[AVAILABLE RECORDS]
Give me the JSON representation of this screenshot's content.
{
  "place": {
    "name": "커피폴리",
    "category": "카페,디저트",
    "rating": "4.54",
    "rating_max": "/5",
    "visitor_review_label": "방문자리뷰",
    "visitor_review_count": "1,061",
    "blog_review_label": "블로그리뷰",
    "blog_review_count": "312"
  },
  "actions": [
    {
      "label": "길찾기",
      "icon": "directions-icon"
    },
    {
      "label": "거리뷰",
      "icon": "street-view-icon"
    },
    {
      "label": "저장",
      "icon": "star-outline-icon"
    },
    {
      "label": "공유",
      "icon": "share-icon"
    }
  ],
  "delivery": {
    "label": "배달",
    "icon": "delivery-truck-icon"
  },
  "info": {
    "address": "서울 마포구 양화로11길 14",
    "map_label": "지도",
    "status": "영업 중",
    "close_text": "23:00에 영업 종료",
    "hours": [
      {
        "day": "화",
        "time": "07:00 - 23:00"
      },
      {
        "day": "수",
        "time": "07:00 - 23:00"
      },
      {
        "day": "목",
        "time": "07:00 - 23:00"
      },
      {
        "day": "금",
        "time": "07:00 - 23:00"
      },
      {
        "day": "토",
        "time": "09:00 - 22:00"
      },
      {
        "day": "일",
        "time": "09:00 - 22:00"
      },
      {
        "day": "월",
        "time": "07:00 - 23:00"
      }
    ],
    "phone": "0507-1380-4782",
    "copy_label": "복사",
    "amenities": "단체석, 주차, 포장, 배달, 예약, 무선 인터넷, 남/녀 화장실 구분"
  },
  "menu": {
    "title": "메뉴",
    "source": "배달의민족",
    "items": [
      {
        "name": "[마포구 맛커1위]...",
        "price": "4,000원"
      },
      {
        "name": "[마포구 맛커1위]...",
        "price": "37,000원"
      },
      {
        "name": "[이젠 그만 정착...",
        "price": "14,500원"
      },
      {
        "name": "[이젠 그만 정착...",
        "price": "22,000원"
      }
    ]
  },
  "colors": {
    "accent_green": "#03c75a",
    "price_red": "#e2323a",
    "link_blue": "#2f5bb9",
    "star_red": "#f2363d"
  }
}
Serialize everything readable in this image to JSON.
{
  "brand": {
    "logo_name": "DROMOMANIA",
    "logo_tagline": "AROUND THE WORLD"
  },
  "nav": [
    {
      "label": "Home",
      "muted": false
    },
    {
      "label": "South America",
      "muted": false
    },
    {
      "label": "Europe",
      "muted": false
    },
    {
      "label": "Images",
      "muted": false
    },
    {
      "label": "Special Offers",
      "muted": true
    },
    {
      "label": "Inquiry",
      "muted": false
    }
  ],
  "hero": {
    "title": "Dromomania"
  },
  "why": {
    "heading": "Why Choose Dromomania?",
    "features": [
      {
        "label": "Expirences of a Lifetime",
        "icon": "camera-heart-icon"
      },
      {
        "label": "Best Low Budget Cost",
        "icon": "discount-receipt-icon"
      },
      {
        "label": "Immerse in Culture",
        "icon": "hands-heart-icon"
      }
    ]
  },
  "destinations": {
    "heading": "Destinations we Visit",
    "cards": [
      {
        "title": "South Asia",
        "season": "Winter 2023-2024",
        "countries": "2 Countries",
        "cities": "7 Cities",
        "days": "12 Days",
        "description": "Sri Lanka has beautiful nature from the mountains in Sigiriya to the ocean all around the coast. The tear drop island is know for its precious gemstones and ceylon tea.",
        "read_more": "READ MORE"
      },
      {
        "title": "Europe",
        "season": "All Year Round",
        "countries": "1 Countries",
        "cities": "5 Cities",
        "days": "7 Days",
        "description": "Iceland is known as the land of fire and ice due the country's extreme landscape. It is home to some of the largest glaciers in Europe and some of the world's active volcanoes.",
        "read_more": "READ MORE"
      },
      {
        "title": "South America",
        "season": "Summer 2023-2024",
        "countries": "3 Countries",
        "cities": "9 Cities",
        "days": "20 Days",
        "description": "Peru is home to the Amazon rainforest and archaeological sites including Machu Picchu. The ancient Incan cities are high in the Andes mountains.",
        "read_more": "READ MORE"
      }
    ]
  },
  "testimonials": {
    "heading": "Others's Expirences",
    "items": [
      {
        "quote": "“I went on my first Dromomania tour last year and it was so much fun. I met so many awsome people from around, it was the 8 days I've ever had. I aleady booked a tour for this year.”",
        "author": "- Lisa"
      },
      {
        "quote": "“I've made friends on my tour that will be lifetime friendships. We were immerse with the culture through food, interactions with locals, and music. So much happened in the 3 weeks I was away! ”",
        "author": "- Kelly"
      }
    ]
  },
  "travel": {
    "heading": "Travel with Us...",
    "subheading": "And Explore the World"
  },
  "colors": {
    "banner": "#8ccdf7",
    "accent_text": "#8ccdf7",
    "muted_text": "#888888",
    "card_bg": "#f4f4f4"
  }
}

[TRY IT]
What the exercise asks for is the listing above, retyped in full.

[EXERCISE ANSWER]
Give me the JSON representation of this screenshot's content.
{
  "place": {
    "name": "커피폴리",
    "category": "카페,디저트",
    "rating": "4.54",
    "rating_max": "/5",
    "visitor_review_label": "방문자리뷰",
    "visitor_review_count": "1,061",
    "blog_review_label": "블로그리뷰",
    "blog_review_count": "312"
  },
  "actions": [
    {
      "label": "길찾기",
      "icon": "directions-icon"
    },
    {
      "label": "거리뷰",
      "icon": "street-view-icon"
    },
    {
      "label": "저장",
      "icon": "star-outline-icon"
    },
    {
      "label": "공유",
      "icon": "share-icon"
    }
  ],
  "delivery": {
    "label": "배달",
    "icon": "delivery-truck-icon"
  },
  "info": {
    "address": "서울 마포구 양화로11길 14",
    "map_label": "지도",
    "status": "영업 중",
    "close_text": "23:00에 영업 종료",
    "hours": [
      {
        "day": "화",
        "time": "07:00 - 23:00"
      },
      {
        "day": "수",
        "time": "07:00 - 23:00"
      },
      {
        "day": "목",
        "time": "07:00 - 23:00"
      },
      {
        "day": "금",
        "time": "07:00 - 23:00"
      },
      {
        "day": "토",
        "time": "09:00 - 22:00"
      },
      {
        "day": "일",
        "time": "09:00 - 22:00"
      },
      {
        "day": "월",
        "time": "07:00 - 23:00"
      }
    ],
    "phone": "0507-1380-4782",
    "copy_label": "복사",
    "amenities": "단체석, 주차, 포장, 배달, 예약, 무선 인터넷, 남/녀 화장실 구분"
  },
  "menu": {
    "title": "메뉴",
    "source": "배달의민족",
    "items": [
      {
        "name": "[마포구 맛커1위]...",
        "price": "4,000원"
      },
      {
        "name": "[마포구 맛커1위]...",
        "price": "37,000원"
      },
      {
        "name": "[이젠 그만 정착...",
        "price": "14,500원"
      },
      {
        "name": "[이젠 그만 정착...",
        "price": "22,000원"
      }
    ]
  },
  "colors": {
    "accent_green": "#03c75a",
    "price_red": "#e2323a",
    "link_blue": "#2f5bb9",
    "star_red": "#f2363d"
  }
}
Serialize everything readable in this image to JSON.
{
  "brand": {
    "logo_name": "DROMOMANIA",
    "logo_tagline": "AROUND THE WORLD"
  },
  "nav": [
    {
      "label": "Home",
      "muted": false
    },
    {
      "label": "South America",
      "muted": false
    },
    {
      "label": "Europe",
      "muted": false
    },
    {
      "label": "Images",
      "muted": false
    },
    {
      "label": "Special Offers",
      "muted": true
    },
    {
      "label": "Inquiry",
      "muted": false
    }
  ],
  "hero": {
    "title": "Dromomania"
  },
  "why": {
    "heading": "Why Choose Dromomania?",
    "features": [
      {
        "label": "Expirences of a Lifetime",
        "icon": "camera-heart-icon"
      },
      {
        "label": "Best Low Budget Cost",
        "icon": "discount-receipt-icon"
      },
      {
        "label": "Immerse in Culture",
        "icon": "hands-heart-icon"
      }
    ]
  },
  "destinations": {
    "heading": "Destinations we Visit",
    "cards": [
      {
        "title": "South Asia",
        "season": "Winter 2023-2024",
        "countries": "2 Countries",
        "cities": "7 Cities",
        "days": "12 Days",
        "description": "Sri Lanka has beautiful nature from the mountains in Sigiriya to the ocean all around the coast. The tear drop island is know for its precious gemstones and ceylon tea.",
        "read_more": "READ MORE"
      },
      {
        "title": "Europe",
        "season": "All Year Round",
        "countries": "1 Countries",
        "cities": "5 Cities",
        "days": "7 Days",
        "description": "Iceland is known as the land of fire and ice due the country's extreme landscape. It is home to some of the largest glaciers in Europe and some of the world's active volcanoes.",
        "read_more": "READ MORE"
      },
      {
        "title": "South America",
        "season": "Summer 2023-2024",
        "countries": "3 Countries",
        "cities": "9 Cities",
        "days": "20 Days",
        "description": "Peru is home to the Amazon rainforest and archaeological sites including Machu Picchu. The ancient Incan cities are high in the Andes mountains.",
        "read_more": "READ MORE"
      }
    ]
  },
  "testimonials": {
    "heading": "Others's Expirences",
    "items": [
      {
        "quote": "“I went on my first Dromomania tour last year and it was so much fun. I met so many awsome people from around, it was the 8 days I've ever had. I aleady booked a tour for this year.”",
        "author": "- Lisa"
      },
      {
        "quote": "“I've made friends on my tour that will be lifetime friendships. We were immerse with the culture through food, interactions with locals, and music. So much happened in the 3 weeks I was away! ”",
        "author": "- Kelly"
      }
    ]
  },
  "travel": {
    "heading": "Travel with Us...",
    "subheading": "And Explore the World"
  },
  "colors": {
    "banner": "#8ccdf7",
    "accent_text": "#8ccdf7",
    "muted_text": "#888888",
    "card_bg": "#f4f4f4"
  }
}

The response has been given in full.